**Problem statement:**
Locate the word "Macro" in the data below, then copy every line that holds it.

[Source data]

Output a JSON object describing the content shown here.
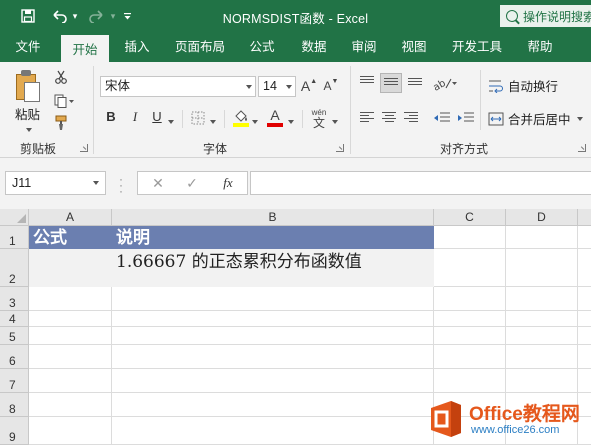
{
  "window": {
    "title": "NORMSDIST函数  -  Excel",
    "tell_me": "操作说明搜索"
  },
  "quick_access": {
    "save_icon": "save-icon",
    "undo_icon": "undo-icon",
    "redo_icon": "redo-icon",
    "customize_icon": "customize-icon"
  },
  "tabs": [
    {
      "label": "文件"
    },
    {
      "label": "开始",
      "active": true
    },
    {
      "label": "插入"
    },
    {
      "label": "页面布局"
    },
    {
      "label": "公式"
    },
    {
      "label": "数据"
    },
    {
      "label": "审阅"
    },
    {
      "label": "视图"
    },
    {
      "label": "开发工具"
    },
    {
      "label": "帮助"
    }
  ],
  "ribbon": {
    "clipboard": {
      "paste_label": "粘贴",
      "group_label": "剪贴板"
    },
    "font": {
      "font_name": "宋体",
      "font_size": "14",
      "bold": "B",
      "italic": "I",
      "underline": "U",
      "font_color_letter": "A",
      "grow_letter": "A",
      "shrink_letter": "A",
      "phonetic_top": "wén",
      "phonetic_bottom": "文",
      "group_label": "字体"
    },
    "alignment": {
      "wrap_text": "自动换行",
      "merge_center": "合并后居中",
      "group_label": "对齐方式"
    }
  },
  "formula_bar": {
    "name_box": "J11",
    "cancel": "✕",
    "enter": "✓",
    "fx": "fx",
    "value": ""
  },
  "sheet": {
    "columns": [
      "A",
      "B",
      "C",
      "D"
    ],
    "rows": [
      "1",
      "2",
      "3",
      "4",
      "5",
      "6",
      "7",
      "8",
      "9"
    ],
    "cells": {
      "A1": "公式",
      "B1": "说明",
      "B2": "1.66667 的正态累积分布函数值"
    }
  },
  "watermark": {
    "title": "Office教程网",
    "url": "www.office26.com"
  },
  "colors": {
    "excel_green": "#217346",
    "header_fill": "#6b7fb0",
    "data_fill": "#f2f2f2"
  }
}
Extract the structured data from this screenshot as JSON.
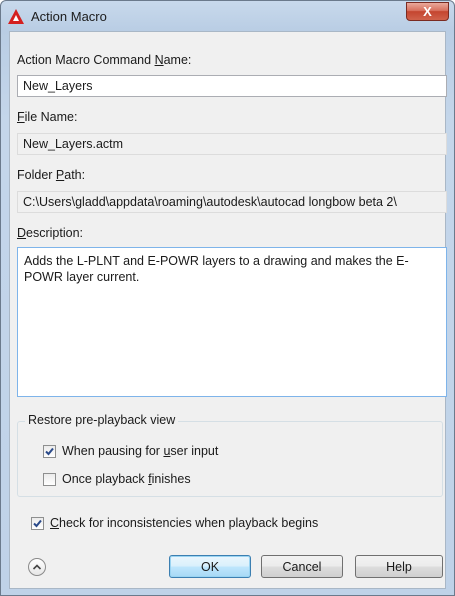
{
  "window": {
    "title": "Action Macro",
    "close_symbol": "X",
    "app_icon": "autocad-icon"
  },
  "fields": {
    "command_name": {
      "label_pre": "Action Macro Command ",
      "label_key": "N",
      "label_post": "ame:",
      "value": "New_Layers"
    },
    "file_name": {
      "label_pre": "",
      "label_key": "F",
      "label_post": "ile Name:",
      "value": "New_Layers.actm"
    },
    "folder_path": {
      "label_pre": "Folder ",
      "label_key": "P",
      "label_post": "ath:",
      "value": "C:\\Users\\gladd\\appdata\\roaming\\autodesk\\autocad longbow beta 2\\"
    },
    "description": {
      "label_pre": "",
      "label_key": "D",
      "label_post": "escription:",
      "value": "Adds the L-PLNT and E-POWR layers to a drawing and makes the E-POWR layer current."
    }
  },
  "restore_group": {
    "title": "Restore pre-playback view",
    "when_pausing": {
      "label_pre": "When pausing for ",
      "label_key": "u",
      "label_post": "ser input",
      "checked": true
    },
    "once_finishes": {
      "label_pre": "Once playback ",
      "label_key": "f",
      "label_post": "inishes",
      "checked": false
    }
  },
  "check_inconsistencies": {
    "label_pre": "",
    "label_key": "C",
    "label_post": "heck for inconsistencies when playback begins",
    "checked": true
  },
  "buttons": {
    "ok": "OK",
    "cancel": "Cancel",
    "help": "Help"
  },
  "colors": {
    "title_bar": "#bfd2e8",
    "close_button": "#c4452f",
    "dialog_bg": "#f0f0f0",
    "focus_border": "#7eb4ea",
    "check_mark": "#2a4a8a"
  }
}
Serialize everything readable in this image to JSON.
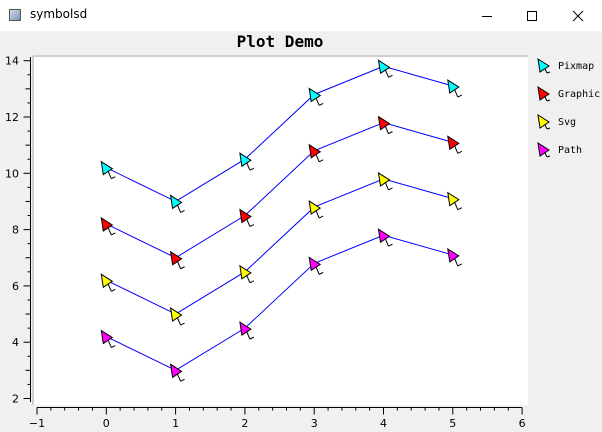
{
  "window": {
    "title": "symbolsd",
    "minimize_icon": "minimize-icon",
    "maximize_icon": "maximize-icon",
    "close_icon": "close-icon"
  },
  "colors": {
    "line": "#0000ff",
    "Path": "#ff00ff",
    "Svg": "#ffff00",
    "Graphic": "#ff0000",
    "Pixmap": "#00ffff"
  },
  "chart_data": {
    "type": "line",
    "title": "Plot Demo",
    "xlim": [
      -1,
      6
    ],
    "ylim": [
      2,
      14
    ],
    "x_ticks": [
      -1,
      0,
      1,
      2,
      3,
      4,
      5,
      6
    ],
    "y_ticks": [
      2,
      4,
      6,
      8,
      10,
      12,
      14
    ],
    "x": [
      0,
      1,
      2,
      3,
      4,
      5
    ],
    "series": [
      {
        "name": "Path",
        "values": [
          4.2,
          3.0,
          4.5,
          6.8,
          7.8,
          7.1
        ]
      },
      {
        "name": "Svg",
        "values": [
          6.2,
          5.0,
          6.5,
          8.8,
          9.8,
          9.1
        ]
      },
      {
        "name": "Graphic",
        "values": [
          8.2,
          7.0,
          8.5,
          10.8,
          11.8,
          11.1
        ]
      },
      {
        "name": "Pixmap",
        "values": [
          10.2,
          9.0,
          10.5,
          12.8,
          13.8,
          13.1
        ]
      }
    ],
    "legend_position": "right"
  }
}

**Finished exercise:**
    "title": "Action Macro",
      "label_pre": "Action Macro Command ",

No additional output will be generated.